Claudius Ptolemy, a Greek scholar who lived in the second century AD, wrote a book describing the world. This is a medieval depiction of the British Isles based on Ptolemy’s method, including the strange eastward projection of Scotland.
9. The post-Roman peoples of Britain.
10. The bits of Britain ruled by Vikings in the 9th century.
The light blue section is where the Danes – a Germanic tribe, who lived roughly in what is now Denmark, also known as Norsemen and Vikings – ruled Britain from about the 8th century to the 12th. This is when the poem Beowulf was written, by an Anglo-Saxon poet, about a great king of the Danes.

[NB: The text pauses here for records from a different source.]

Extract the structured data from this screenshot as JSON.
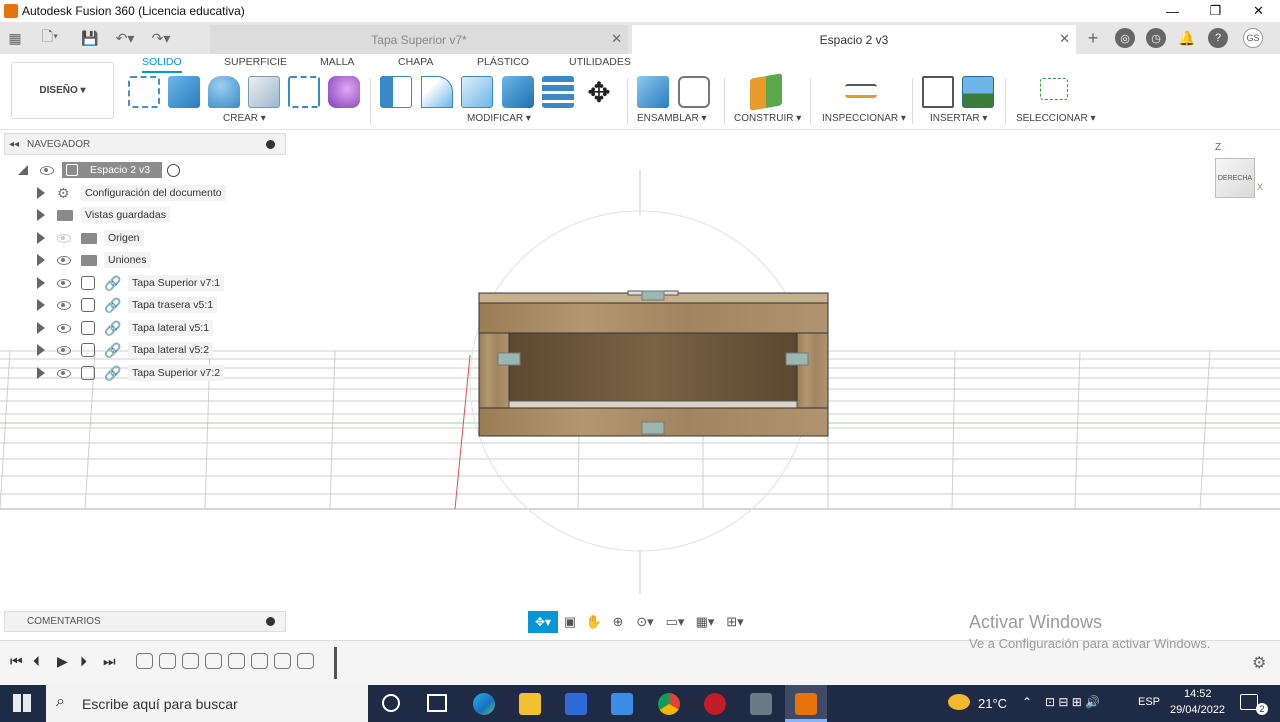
{
  "window": {
    "title": "Autodesk Fusion 360 (Licencia educativa)",
    "minimize": "—",
    "restore": "❐",
    "close": "✕"
  },
  "tabs": [
    {
      "label": "Tapa Superior v7*",
      "active": false
    },
    {
      "label": "Espacio 2 v3",
      "active": true
    }
  ],
  "toolbar": {
    "workspace": "DISEÑO ▾",
    "tabs": [
      "SOLIDO",
      "SUPERFICIE",
      "MALLA",
      "CHAPA",
      "PLÁSTICO",
      "UTILIDADES"
    ],
    "groups": [
      "CREAR ▾",
      "MODIFICAR ▾",
      "ENSAMBLAR ▾",
      "CONSTRUIR ▾",
      "INSPECCIONAR ▾",
      "INSERTAR ▾",
      "SELECCIONAR ▾"
    ]
  },
  "browser": {
    "header": "NAVEGADOR",
    "root": "Espacio 2 v3",
    "items": [
      {
        "label": "Configuración del documento",
        "kind": "settings"
      },
      {
        "label": "Vistas guardadas",
        "kind": "folder"
      },
      {
        "label": "Origen",
        "kind": "folder"
      },
      {
        "label": "Uniones",
        "kind": "folder"
      },
      {
        "label": "Tapa Superior v7:1",
        "kind": "component"
      },
      {
        "label": "Tapa trasera v5:1",
        "kind": "component"
      },
      {
        "label": "Tapa lateral v5:1",
        "kind": "component"
      },
      {
        "label": "Tapa lateral v5:2",
        "kind": "component"
      },
      {
        "label": "Tapa Superior v7:2",
        "kind": "component"
      }
    ]
  },
  "viewcube": {
    "face": "DERECHA",
    "z": "Z",
    "x": "X"
  },
  "comments": {
    "label": "COMENTARIOS"
  },
  "watermark": {
    "line1": "Activar Windows",
    "line2": "Ve a Configuración para activar Windows."
  },
  "taskbar": {
    "search_placeholder": "Escribe aquí para buscar",
    "weather": "21°C",
    "lang": "ESP",
    "time": "14:52",
    "date": "29/04/2022",
    "notifications": "2"
  },
  "colors": {
    "accent": "#0696d7",
    "wood": "#a88c64",
    "wood_dark": "#6e5638",
    "brand": "#e8720c"
  }
}
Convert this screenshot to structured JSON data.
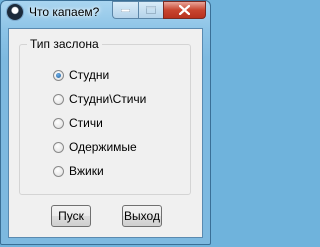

14. All the land that the British Empire held.
Not all at once, we should add. The “first empire”, which held large areas of land in North America and the Caribbean, ended with the American revolution in 1776. The “second empire” was built in the 19th century, based on British naval power, and included huge parts of Africa and south-east Asia.
(Note: It also includes, in light pink, the areas which Britain occupied during the Second World War, which most people wouldn’t call part of the British Empire. See here for the full breakdown.)
15. These are the countries which British troops have never invaded.
According to Stuart Laycock’s book All the Countries We’ve Ever Invaded: And the Few We Never Got Round To, of the 193 countries which are currently UN member states, Britain has at one stage or another invaded 171, or more than 90%. (The definition of “invaded” may be a bit liberal, admittedly.)